I'm new to this site but I've had a couple of APU's knocking around for about 9 months and rescued an ALIX box from a scrapheap a while ago too (branded as a Stonesoft FW-105) . It can be frustrating using these neat little boxes due to the lack of a graphics chipset, instead (as you all know I'm sure) the whole installation of any OS needs to be done over serial. I've researched the techniques for doing this on dozens of websites and I've ended up my own variation which I find the least complicated and thought I'd share it in case it might help someone. These are the advantages as I see them...
- You don't need to modify the original ISO (in this example a Debian 8.5.0 netinst ISO)
- You don't even need to mount an ISO!
- Debian will automatically find the needed Realtek non-free firmware without you needing to use an unofficial ISO
So here is how I do it anyway...
p.s. typically I'm running this on a Ubuntu Desktop as root (i.e. run 'sudo su') but any Debian derivative should do, also /dev/sdb is my USB pen.
apt-get install mbr syslinux p7zip-full
echo -e ",16,6,*\n,,17,"|sfdisk -uM /dev/sdb
cp debian-*-amd64-netinst.iso /dev/sdb2
mkdir -p boot; mount /dev/sdb1 boot
7z e debian-*-amd64-netinst.iso install.amd/vmlinuz install.amd/initrd.gz -oboot
wget ftp.debian.org/debian/pool/non-free/f/firmware-nonfree/firmware-realtek_0.43_all.deb -Pboot
echo -e "default vmlinuz\nappend console=ttyS0,115200n8 initrd=initrd.gz" > boot/syslinux.cfg
umount boot; rmdir boot
In english this is what that does...
- Install packages mbr, syslinux and p7zip-full (so we can use install-mbr, syslinux and 7z respectively later on)
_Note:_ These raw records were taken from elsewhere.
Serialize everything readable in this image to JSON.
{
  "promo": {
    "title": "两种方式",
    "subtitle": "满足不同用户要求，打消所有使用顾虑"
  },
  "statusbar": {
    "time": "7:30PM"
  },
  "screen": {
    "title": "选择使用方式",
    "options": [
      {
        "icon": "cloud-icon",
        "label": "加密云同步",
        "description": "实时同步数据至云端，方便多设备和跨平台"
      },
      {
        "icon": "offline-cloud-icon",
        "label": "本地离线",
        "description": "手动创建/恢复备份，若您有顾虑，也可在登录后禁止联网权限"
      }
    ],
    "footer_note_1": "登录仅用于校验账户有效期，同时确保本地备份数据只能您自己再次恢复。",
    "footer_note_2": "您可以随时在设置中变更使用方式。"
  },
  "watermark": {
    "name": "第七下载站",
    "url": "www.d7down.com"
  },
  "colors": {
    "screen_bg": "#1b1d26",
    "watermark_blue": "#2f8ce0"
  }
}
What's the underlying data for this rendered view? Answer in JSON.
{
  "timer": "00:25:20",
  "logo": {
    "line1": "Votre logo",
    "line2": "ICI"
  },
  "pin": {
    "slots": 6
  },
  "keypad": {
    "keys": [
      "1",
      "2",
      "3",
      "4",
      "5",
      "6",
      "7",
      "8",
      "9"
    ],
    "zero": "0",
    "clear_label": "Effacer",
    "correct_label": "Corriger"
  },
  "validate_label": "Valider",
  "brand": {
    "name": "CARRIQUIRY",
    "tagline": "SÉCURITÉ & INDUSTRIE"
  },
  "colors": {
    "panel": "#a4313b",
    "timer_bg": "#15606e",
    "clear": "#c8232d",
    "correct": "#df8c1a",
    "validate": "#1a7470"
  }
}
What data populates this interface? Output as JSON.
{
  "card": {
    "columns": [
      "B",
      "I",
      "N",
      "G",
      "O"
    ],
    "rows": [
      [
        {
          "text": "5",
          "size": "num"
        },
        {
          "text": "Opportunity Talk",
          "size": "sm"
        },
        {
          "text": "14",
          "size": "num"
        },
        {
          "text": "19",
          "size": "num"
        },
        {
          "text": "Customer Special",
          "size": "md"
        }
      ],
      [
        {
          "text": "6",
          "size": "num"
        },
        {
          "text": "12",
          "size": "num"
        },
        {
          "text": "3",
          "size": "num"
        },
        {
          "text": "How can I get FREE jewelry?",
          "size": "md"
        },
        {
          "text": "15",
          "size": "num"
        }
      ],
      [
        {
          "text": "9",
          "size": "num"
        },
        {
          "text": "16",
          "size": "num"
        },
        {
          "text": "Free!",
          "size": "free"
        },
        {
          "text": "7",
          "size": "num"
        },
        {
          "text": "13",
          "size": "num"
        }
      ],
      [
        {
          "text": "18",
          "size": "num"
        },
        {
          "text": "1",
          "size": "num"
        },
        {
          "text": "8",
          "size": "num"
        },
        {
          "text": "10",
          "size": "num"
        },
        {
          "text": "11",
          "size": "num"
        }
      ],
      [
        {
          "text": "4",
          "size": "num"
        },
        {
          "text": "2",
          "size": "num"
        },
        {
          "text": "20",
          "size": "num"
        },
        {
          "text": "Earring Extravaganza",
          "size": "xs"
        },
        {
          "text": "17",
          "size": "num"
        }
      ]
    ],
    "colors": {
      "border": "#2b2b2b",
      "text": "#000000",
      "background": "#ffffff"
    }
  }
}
- Download the Debian netinst ISO version 8.5.0 (change this URL as new versions come out)
- Unmount any filesystems your desktop might have automatically mounted from your USB pen
- Make a tiny bootable 16 MB partition and use the rest for a 2nd partition to hold the ISO
- Clear away any old master boot record that might be on the USB pen
- Copy the ISO to that 2nd partition
- Format the 1st partition FAT16
- Load on to the 1st partition the SYSLINUX boot loader
- Make a temporary directory and mount the 1st partition to there
- Extract the kernel and initial ramdisk from the ISO to the 1st partition
- Download the non-free Realtek firmware package from Debian to the 1st partition
- Tell SYSLINUX what to boot and console settings (change if your baud rate, etc... is different)
- Unmount and remove the temporary partition
- Commit any leftover data in the buffer meant for the USB pen now
When you boot this you'll get the normal Debian installer (as though it was a normal PC with graphics and you'd popped a CD in).
Unfortunately when you boot up for the first time, the Debian installer only told GRUB how to display its own menu over serial and doesn't tell it how to load the Linux kernel with the right serial settings. So hit 'e' to edit the menu option and plop 'console=ttyS0,115200n8' at the end of the line that starts 'linux', once you're booted up and logged in you can permanently fix this with these commands...
sed -i 's/^\(GRUB_CMDLINE_LINUX=\).*/\1"console=ttyS0,115200n8"/' /etc/default/grub
Which basically just adds the option in to a GRUB configuration file and then reloads GRUB.
If you fancy updating your firmware from your new Debian 8.5.0 system then the tool is right there in the repository and can be done this way...
apt-get --no-install-recommends install p7zip-full flashrom
7z e apu*.zip
flashrom -p internal -c MX25L1605A/MX25L1606E -w apu*.rom
Lastly if you want to see how hot your box is getting just do this...
apt-get --no-install-recommends install lm-sensors
Now in theory some of this might also work on the ALIX but I haven't tested that recently, just be sure to check baud rate and also they might not need that non-free firmware.
Also you might find this works with the Ubuntu too, but I'd recommend trying this with a Ubuntu ISO that doesn't attempt graphics (didn't Ubuntu used to have an "alternative installer"!?)